It was the sound of his wife having sex.
He placed his hand on the newel post at the bottom of the stairs and as if in a trance or drawn by invisible and at once irresistible threads he began to climb. The door to their bedroom was ajar. She was in the habit of hanging an array of towels and clothing over the top of it and so it was never properly closed. As he stepped onto the landing the unmistakeable, uncontrolled primal noises of his wife achieving a powerful, surging orgasm froze him to the spot. The spell was broken a heartbeat later when an unfamiliar yet unambiguously masculine groan shuddered from the room. He strode forward, his lips and knuckles white his body visibly shaking. As he pushed open the door the tawdry drama was revealed in all its mundane and sordid glory.

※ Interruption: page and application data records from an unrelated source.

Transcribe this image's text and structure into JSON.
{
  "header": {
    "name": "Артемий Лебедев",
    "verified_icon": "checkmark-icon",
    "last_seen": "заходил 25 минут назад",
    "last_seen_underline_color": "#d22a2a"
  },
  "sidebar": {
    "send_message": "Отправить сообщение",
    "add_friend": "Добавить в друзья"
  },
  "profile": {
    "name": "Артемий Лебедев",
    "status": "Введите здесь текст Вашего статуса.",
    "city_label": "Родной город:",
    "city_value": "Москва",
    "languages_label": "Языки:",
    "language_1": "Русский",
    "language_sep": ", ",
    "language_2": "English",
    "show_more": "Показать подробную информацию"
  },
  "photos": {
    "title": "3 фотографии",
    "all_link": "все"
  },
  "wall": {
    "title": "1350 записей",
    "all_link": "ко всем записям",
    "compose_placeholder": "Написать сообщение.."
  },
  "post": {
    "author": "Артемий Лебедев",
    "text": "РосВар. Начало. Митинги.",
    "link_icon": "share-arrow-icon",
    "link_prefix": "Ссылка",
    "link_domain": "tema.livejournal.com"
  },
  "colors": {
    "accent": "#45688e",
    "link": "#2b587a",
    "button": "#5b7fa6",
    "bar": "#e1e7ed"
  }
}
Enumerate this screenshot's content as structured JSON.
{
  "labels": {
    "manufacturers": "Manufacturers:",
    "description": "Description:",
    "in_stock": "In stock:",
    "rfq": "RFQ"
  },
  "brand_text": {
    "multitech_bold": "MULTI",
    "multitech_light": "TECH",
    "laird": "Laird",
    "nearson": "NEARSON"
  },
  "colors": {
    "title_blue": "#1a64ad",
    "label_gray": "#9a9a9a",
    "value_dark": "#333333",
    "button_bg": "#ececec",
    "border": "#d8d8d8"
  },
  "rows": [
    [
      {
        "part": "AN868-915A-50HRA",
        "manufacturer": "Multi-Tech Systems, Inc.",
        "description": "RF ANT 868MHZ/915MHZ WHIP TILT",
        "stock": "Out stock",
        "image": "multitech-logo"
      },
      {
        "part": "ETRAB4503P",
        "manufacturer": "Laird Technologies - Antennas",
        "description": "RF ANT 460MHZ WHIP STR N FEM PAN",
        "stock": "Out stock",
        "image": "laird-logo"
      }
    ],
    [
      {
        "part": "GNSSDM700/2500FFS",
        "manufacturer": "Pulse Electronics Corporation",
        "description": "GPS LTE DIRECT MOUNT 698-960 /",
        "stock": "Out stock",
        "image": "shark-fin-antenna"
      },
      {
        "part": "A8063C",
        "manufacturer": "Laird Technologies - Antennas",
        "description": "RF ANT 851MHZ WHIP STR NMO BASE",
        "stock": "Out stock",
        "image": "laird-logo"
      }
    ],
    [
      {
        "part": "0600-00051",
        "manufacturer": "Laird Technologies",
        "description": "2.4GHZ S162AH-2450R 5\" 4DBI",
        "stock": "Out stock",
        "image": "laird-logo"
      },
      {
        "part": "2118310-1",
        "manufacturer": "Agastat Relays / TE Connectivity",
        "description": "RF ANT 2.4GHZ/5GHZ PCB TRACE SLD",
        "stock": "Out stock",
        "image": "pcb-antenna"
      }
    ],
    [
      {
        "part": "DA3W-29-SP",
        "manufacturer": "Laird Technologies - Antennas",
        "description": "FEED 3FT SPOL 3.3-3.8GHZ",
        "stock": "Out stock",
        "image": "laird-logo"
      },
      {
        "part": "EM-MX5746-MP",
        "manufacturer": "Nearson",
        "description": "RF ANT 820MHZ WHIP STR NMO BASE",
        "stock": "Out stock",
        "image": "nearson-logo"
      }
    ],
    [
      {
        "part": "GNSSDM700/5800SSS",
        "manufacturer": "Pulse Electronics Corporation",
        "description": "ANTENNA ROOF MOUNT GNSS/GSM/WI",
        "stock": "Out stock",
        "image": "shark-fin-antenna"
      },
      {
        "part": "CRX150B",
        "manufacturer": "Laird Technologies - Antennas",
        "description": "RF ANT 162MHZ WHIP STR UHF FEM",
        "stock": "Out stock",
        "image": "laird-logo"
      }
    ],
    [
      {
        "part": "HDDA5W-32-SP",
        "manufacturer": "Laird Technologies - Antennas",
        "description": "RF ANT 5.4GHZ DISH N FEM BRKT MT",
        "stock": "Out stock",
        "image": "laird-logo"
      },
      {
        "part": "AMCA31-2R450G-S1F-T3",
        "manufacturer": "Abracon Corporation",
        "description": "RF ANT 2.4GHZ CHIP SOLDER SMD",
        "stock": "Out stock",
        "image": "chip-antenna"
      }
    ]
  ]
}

It wasn’t the tall, muscular physique of the man lying, sheened with sweat in his marital bed that robbed him of his courage and sapped his anger, although he was very tall and athletic with not an ounce of fat and biceps like a side of beef. Something else made him turn on his heel and stride back to the stairs. An emotion other than rage or fear was spreading through him. A bewildered dazed and confused disbelief led him stumbling blindly to the kitchen. He liberated a bottled beer from the fridge and absently fumbled for the opener in a kitchen drawer. There were the mumbled bass and hysterical treble notes of voices from upstairs and hurried movement on the ceiling above him. He sat and sipped his beer. He didn’t even look up as heavy footsteps descended the staircase. But when the door to the kitchen opened he slowly turned his head and to the confusion of the lithe, muscular and impossibly handsome man filling it’s frame, a wide beautific smile spread across his face. The man had fine, dignified features, he was young obviously strong at the peak of human fitness and just before he left the house he had attempted a blushing apology and explanation in heavily accented English.
Alone now, with no noise other than the ticking of the kitchen clock and the distant muffled sounds of his wife’s sobbing, he felt for the first time in as long as he could remember, truly happy. He opened another sweating bottle and raised it in a toast to himself before allowing the cold bubbling froth to run down his throat. This could be he thought the greatest moment in his life. It was impossible. And yet it had happened. This was a moment he would treasure for years to come. People would ask him ‘didn’t you mind?’ and they’d say ‘for God’s sake man he slept with your wife’ to which he would shrug ‘The guy didn’t realise she was married, not his fault ‘ and in any case he thought, I won’t be able to blame her for what she’d done. Hell, if I wasn’t straight he could have had me too, the man is simply gorgeous.
He glanced at his phone to check the date. He wanted this day to be seared forever in his memory. This special day, he thought , this happy happiest of days. The day I met Laurent Koscielny.